### The task
Below are the records. Gather each line that holds "грамм".

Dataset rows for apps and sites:
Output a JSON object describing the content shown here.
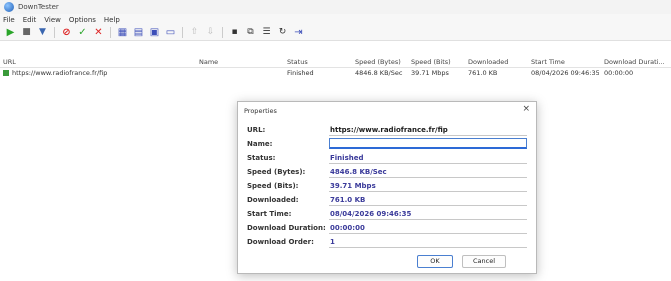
{
  "window": {
    "title": "DownTester"
  },
  "menu": [
    "File",
    "Edit",
    "View",
    "Options",
    "Help"
  ],
  "toolbar_icons": [
    "start-icon",
    "stop-icon",
    "filter-icon",
    "delete-icon",
    "check-icon",
    "remove-icon",
    "window1-icon",
    "window2-icon",
    "window3-icon",
    "window4-icon",
    "up-icon",
    "down-icon",
    "save-icon",
    "copy-icon",
    "properties-icon",
    "refresh-icon",
    "exit-icon"
  ],
  "list": {
    "columns": [
      "URL",
      "Name",
      "Status",
      "Speed (Bytes)",
      "Speed (Bits)",
      "Downloaded",
      "Start Time",
      "Download Durati..."
    ],
    "rows": [
      [
        "https://www.radiofrance.fr/fip",
        "",
        "Finished",
        "4846.8 KB/Sec",
        "39.71 Mbps",
        "761.0 KB",
        "08/04/2026 09:46:35",
        "00:00:00"
      ]
    ]
  },
  "dialog": {
    "title": "Properties",
    "close": "×",
    "labels": {
      "url": "URL:",
      "name": "Name:",
      "status": "Status:",
      "speed_bytes": "Speed (Bytes):",
      "speed_bits": "Speed (Bits):",
      "downloaded": "Downloaded:",
      "start_time": "Start Time:",
      "duration": "Download Duration:",
      "order": "Download Order:"
    },
    "values": {
      "url": "https://www.radiofrance.fr/fip",
      "name": "",
      "status": "Finished",
      "speed_bytes": "4846.8 KB/Sec",
      "speed_bits": "39.71 Mbps",
      "downloaded": "761.0 KB",
      "start_time": "08/04/2026 09:46:35",
      "duration": "00:00:00",
      "order": "1"
    },
    "ok": "OK",
    "cancel": "Cancel"
  }
}
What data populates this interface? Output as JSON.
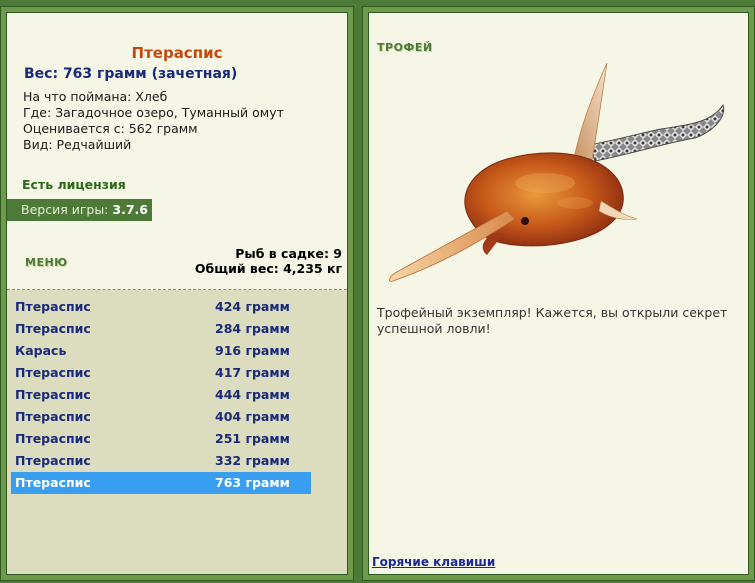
{
  "fish": {
    "name": "Птераспис",
    "weight_line": "Вес: 763 грамм (зачетная)",
    "bait": "На что поймана: Хлеб",
    "location": "Где: Загадочное озеро, Туманный омут",
    "valued": "Оценивается с: 562 грамм",
    "rarity": "Вид: Редчайший"
  },
  "license": "Есть лицензия",
  "version": {
    "label": "Версия игры:",
    "value": "3.7.6"
  },
  "menu_label": "МЕНЮ",
  "keep": {
    "count": "Рыб в садке: 9",
    "total": "Общий вес: 4,235 кг"
  },
  "catch_list": [
    {
      "name": "Птераспис",
      "weight": "424 грамм"
    },
    {
      "name": "Птераспис",
      "weight": "284 грамм"
    },
    {
      "name": "Карась",
      "weight": "916 грамм"
    },
    {
      "name": "Птераспис",
      "weight": "417 грамм"
    },
    {
      "name": "Птераспис",
      "weight": "444 грамм"
    },
    {
      "name": "Птераспис",
      "weight": "404 грамм"
    },
    {
      "name": "Птераспис",
      "weight": "251 грамм"
    },
    {
      "name": "Птераспис",
      "weight": "332 грамм"
    },
    {
      "name": "Птераспис",
      "weight": "763 грамм"
    }
  ],
  "selected_index": 8,
  "trophy": {
    "label": "ТРОФЕЙ",
    "text": "Трофейный экземпляр! Кажется, вы открыли секрет успешной ловли!"
  },
  "hotkeys_link": "Горячие клавиши",
  "colors": {
    "frame": "#4e7a38",
    "panel": "#f6f6e6",
    "selected_row": "#3a9ef0",
    "fish_name": "#c04a10",
    "list_text": "#1a2a7a"
  }
}
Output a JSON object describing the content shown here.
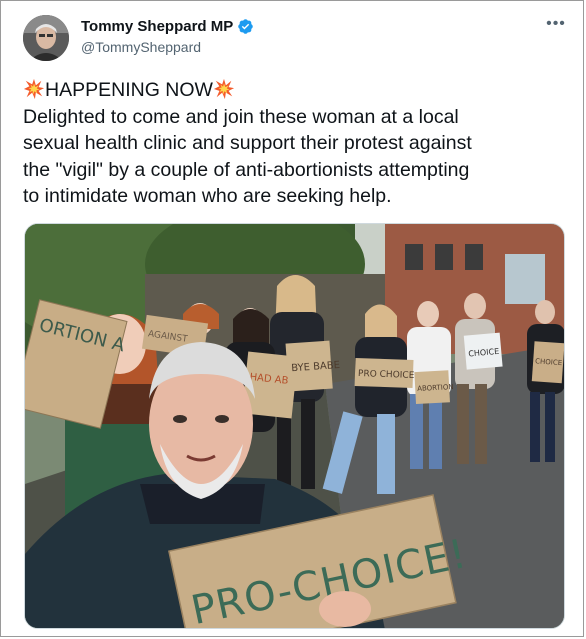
{
  "author": {
    "display_name": "Tommy Sheppard MP",
    "handle": "@TommySheppard",
    "verified": true,
    "avatar_icon": "avatar-photo"
  },
  "menu": {
    "more_label": "•••"
  },
  "tweet": {
    "emoji_icon": "collision-icon",
    "headline": "HAPPENING NOW",
    "lines": [
      "Delighted to come and join these woman at a local",
      "sexual health clinic and support their protest against",
      "the \"vigil\" by a couple of anti-abortionists attempting",
      "to intimidate woman who are seeking help."
    ]
  },
  "media": {
    "signs": {
      "main": "PRO-CHOICE!",
      "left": "ORTION A",
      "left_top": "AGAINST",
      "had": "HAD ABORTION",
      "bye": "BYE BABE",
      "middle": "PRO CHOICE",
      "right_small": "ABORTION",
      "right_far": "CHOICE",
      "far_right": "CHOICE"
    }
  },
  "colors": {
    "accent": "#1d9bf0",
    "text": "#0f1419",
    "secondary": "#536471",
    "border": "#cfd9de"
  }
}
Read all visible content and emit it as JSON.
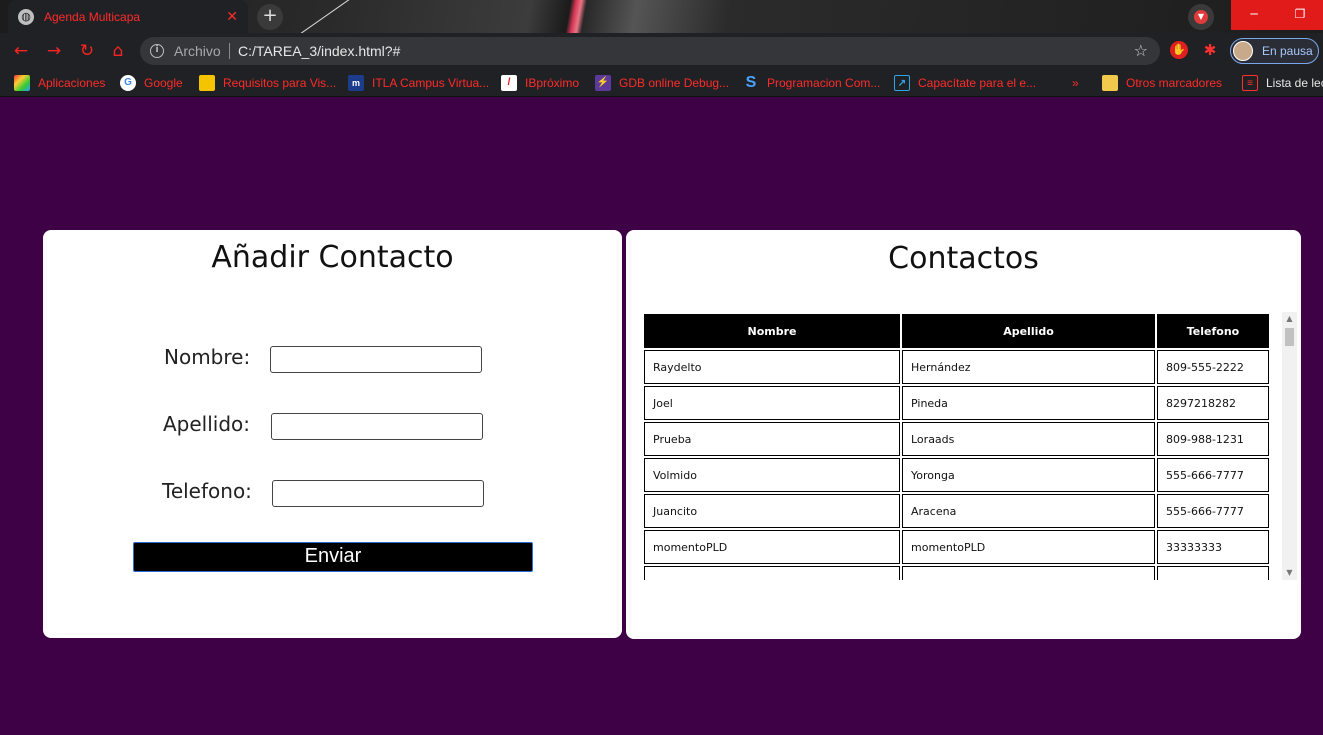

### Solution to this exercise
    "weight_line": "Вес: 763 грамм (зачетная)",
    "valued": "Оценивается с: 562 грамм",
      "weight": "424 грамм"
      "weight": "284 грамм"
      "weight": "916 грамм"
      "weight": "417 грамм"
      "weight": "444 грамм"
      "weight": "404 грамм"
      "weight": "251 грамм"
      "weight": "332 грамм"
      "weight": "763 грамм"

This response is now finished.